# What you should do:
From the entries below, copy every line where the string "Create" appears.

# Collection entries:
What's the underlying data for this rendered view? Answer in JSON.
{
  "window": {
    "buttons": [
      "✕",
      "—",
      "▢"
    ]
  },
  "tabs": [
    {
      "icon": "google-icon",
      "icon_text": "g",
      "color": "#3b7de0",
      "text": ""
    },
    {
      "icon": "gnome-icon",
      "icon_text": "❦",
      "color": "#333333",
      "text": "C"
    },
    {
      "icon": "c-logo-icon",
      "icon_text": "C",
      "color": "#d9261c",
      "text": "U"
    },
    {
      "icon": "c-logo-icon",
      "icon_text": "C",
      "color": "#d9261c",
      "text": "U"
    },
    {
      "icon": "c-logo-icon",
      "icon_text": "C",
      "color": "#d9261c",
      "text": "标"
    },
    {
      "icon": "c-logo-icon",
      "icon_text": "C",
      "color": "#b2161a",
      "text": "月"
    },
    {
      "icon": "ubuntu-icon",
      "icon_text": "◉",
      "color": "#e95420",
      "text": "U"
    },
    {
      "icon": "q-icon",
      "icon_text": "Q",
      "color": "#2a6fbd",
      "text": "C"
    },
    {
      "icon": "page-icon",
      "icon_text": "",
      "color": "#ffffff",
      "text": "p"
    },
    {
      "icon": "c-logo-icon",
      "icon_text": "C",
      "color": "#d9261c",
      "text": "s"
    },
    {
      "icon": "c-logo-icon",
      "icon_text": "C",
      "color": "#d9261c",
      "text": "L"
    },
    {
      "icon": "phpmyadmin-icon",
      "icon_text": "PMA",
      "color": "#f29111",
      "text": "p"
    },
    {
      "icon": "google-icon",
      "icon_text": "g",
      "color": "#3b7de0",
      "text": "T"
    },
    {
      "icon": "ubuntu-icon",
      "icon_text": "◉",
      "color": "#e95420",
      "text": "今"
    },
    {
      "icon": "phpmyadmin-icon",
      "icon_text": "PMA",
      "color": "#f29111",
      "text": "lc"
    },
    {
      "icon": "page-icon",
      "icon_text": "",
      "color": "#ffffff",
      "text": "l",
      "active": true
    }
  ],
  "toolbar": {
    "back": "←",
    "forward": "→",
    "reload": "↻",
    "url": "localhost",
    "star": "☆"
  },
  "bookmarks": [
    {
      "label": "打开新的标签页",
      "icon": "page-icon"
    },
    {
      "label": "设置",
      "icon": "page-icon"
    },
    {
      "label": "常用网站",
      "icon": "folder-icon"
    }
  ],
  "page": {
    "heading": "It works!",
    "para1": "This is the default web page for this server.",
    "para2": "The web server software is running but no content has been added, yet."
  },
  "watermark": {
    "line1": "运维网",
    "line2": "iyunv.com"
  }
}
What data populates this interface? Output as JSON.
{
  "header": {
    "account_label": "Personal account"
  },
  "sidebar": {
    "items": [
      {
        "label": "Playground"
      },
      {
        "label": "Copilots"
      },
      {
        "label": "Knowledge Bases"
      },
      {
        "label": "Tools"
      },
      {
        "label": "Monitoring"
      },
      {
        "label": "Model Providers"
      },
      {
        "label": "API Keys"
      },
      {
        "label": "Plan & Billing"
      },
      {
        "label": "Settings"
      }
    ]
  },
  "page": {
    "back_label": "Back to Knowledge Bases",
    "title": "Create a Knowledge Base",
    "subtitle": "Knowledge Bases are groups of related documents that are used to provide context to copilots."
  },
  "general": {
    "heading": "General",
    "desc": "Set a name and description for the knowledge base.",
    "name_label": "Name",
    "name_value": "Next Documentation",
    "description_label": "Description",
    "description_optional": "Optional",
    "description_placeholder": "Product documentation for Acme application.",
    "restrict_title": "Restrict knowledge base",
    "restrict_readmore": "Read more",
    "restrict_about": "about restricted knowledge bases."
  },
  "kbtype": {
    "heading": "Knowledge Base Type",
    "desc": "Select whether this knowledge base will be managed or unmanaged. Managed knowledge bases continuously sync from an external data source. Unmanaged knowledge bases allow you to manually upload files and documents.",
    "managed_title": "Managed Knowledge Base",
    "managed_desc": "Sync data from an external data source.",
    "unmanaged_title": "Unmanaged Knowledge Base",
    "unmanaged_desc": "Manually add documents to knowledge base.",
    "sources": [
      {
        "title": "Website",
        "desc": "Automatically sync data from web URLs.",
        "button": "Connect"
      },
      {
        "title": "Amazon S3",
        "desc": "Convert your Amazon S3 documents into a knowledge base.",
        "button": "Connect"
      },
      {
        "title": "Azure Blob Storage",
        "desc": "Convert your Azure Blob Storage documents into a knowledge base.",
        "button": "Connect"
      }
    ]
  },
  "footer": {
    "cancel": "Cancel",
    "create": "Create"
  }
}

# Response below:
    "title": "Create a Knowledge Base",
    "create": "Create"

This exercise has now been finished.